Work required -
Lines containing the word "text" are to be copied from the data below.

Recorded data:

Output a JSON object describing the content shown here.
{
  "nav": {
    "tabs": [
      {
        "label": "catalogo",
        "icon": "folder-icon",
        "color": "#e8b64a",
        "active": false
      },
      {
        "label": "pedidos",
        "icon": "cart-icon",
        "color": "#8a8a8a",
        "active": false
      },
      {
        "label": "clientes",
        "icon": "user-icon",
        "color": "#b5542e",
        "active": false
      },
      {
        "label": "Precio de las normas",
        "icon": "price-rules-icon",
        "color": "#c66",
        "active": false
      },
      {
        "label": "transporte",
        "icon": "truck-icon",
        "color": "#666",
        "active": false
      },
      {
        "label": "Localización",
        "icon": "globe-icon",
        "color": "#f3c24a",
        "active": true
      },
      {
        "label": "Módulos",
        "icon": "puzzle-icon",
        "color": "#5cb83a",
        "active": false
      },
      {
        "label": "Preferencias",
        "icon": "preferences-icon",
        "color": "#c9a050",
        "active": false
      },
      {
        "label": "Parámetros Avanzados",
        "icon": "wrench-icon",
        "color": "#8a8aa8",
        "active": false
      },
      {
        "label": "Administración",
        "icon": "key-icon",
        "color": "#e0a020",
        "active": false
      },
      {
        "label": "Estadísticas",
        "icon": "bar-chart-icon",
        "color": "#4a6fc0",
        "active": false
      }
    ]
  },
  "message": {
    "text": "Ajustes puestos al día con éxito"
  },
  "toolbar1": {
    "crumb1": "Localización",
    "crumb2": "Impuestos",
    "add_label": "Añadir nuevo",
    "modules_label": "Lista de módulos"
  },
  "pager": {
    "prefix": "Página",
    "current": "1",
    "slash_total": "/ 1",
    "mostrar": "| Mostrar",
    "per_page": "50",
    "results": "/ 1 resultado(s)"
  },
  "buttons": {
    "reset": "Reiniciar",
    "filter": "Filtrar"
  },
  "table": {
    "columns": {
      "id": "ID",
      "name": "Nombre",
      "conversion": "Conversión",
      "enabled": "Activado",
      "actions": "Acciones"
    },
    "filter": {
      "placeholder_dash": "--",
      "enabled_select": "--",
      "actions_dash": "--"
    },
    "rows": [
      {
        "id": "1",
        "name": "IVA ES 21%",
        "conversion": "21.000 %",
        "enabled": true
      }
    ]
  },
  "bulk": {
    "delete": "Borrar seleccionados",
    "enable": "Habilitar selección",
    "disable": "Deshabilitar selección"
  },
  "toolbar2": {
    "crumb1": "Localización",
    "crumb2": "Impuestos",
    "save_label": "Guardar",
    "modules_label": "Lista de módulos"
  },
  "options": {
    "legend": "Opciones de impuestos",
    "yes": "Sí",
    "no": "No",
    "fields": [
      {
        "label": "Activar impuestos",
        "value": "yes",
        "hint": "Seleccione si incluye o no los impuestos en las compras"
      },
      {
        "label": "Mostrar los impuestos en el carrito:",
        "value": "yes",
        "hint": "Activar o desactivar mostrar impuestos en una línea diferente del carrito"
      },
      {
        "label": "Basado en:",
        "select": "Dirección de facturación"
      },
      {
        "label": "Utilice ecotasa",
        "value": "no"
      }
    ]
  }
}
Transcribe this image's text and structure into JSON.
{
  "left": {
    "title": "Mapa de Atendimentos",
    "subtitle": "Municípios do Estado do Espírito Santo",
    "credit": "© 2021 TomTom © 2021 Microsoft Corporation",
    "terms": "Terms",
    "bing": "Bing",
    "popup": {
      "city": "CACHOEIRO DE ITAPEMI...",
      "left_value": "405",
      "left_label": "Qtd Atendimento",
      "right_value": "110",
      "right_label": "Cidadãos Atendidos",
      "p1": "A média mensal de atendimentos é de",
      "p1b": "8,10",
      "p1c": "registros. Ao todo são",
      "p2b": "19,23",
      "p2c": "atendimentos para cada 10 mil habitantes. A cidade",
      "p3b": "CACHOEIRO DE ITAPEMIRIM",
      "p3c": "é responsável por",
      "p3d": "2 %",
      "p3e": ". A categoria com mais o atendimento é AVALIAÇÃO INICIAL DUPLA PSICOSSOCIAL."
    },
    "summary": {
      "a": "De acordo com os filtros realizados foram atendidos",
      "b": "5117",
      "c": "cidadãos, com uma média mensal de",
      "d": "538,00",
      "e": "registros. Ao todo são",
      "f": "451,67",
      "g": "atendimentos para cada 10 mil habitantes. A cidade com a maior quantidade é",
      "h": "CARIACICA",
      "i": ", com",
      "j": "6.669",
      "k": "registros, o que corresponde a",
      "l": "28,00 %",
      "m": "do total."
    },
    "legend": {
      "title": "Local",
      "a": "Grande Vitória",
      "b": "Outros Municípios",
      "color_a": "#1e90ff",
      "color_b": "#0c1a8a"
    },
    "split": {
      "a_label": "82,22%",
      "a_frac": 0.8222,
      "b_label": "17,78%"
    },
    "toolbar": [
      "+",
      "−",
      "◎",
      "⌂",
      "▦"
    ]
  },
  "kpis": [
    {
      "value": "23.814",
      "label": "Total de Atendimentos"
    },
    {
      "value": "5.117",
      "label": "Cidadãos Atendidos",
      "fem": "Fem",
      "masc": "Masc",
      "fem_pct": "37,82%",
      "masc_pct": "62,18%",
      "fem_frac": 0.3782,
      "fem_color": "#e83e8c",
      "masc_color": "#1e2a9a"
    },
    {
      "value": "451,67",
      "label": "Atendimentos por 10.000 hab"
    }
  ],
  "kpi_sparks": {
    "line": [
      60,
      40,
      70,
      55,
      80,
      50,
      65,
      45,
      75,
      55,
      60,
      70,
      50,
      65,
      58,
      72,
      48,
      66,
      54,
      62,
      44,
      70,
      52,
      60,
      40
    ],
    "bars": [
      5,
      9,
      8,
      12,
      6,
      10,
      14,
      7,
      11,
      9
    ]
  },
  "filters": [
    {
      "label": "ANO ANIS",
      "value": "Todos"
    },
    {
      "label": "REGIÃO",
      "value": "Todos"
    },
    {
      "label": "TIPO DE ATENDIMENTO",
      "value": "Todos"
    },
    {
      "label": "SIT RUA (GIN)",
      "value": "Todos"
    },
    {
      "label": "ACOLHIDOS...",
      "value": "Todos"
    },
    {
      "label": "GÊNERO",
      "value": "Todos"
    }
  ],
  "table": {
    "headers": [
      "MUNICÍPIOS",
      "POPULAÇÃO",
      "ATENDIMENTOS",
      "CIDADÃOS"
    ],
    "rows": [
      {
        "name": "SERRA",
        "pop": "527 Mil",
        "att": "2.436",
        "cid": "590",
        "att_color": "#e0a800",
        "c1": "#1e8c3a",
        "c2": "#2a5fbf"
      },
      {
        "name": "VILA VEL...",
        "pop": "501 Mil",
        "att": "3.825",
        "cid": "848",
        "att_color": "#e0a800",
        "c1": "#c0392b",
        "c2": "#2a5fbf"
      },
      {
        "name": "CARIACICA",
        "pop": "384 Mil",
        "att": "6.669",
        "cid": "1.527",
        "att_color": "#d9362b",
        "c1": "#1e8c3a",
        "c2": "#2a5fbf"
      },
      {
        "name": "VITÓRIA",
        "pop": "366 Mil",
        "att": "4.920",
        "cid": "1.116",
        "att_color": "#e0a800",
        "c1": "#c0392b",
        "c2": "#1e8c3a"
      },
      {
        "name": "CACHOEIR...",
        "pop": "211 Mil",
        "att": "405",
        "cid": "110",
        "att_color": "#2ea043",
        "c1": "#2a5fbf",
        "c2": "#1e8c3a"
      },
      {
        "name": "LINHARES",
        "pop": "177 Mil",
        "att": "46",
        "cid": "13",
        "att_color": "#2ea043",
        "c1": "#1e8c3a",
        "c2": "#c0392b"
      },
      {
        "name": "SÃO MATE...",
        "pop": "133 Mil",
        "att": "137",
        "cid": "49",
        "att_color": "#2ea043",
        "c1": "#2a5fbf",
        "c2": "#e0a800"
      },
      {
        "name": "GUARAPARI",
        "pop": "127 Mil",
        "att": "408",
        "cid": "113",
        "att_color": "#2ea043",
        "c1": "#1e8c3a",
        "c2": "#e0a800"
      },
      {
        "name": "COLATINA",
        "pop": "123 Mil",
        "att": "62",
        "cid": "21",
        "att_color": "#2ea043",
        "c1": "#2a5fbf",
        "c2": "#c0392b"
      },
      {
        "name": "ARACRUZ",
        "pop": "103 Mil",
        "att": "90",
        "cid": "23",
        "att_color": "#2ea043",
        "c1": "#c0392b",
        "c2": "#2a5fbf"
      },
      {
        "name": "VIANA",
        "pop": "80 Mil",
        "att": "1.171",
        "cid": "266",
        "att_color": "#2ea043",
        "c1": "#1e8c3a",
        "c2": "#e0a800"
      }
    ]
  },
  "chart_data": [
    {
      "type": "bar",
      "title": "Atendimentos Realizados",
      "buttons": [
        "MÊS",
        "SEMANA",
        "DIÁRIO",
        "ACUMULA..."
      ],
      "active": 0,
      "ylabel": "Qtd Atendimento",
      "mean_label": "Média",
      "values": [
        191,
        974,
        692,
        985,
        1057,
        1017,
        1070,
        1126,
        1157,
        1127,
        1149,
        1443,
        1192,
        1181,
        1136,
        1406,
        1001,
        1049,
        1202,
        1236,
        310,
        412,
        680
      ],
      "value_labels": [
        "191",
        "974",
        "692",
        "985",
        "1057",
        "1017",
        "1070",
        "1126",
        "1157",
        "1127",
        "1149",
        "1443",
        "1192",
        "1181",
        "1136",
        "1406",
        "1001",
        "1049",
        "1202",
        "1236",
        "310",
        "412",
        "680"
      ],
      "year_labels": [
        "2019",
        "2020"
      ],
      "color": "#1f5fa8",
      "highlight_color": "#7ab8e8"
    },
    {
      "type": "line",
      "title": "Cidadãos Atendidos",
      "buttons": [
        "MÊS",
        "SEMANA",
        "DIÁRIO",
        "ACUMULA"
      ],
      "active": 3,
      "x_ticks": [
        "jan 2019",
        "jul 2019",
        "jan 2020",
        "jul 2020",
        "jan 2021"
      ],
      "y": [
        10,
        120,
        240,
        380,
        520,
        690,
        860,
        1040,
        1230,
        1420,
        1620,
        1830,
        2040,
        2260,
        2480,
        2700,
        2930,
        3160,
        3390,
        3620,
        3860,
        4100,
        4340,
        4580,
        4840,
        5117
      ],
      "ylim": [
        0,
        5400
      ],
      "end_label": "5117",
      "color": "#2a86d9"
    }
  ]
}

Answer to the exercise -
    "text": "Ajustes puestos al día con éxito"
Transcribe this image's text and structure into JSON.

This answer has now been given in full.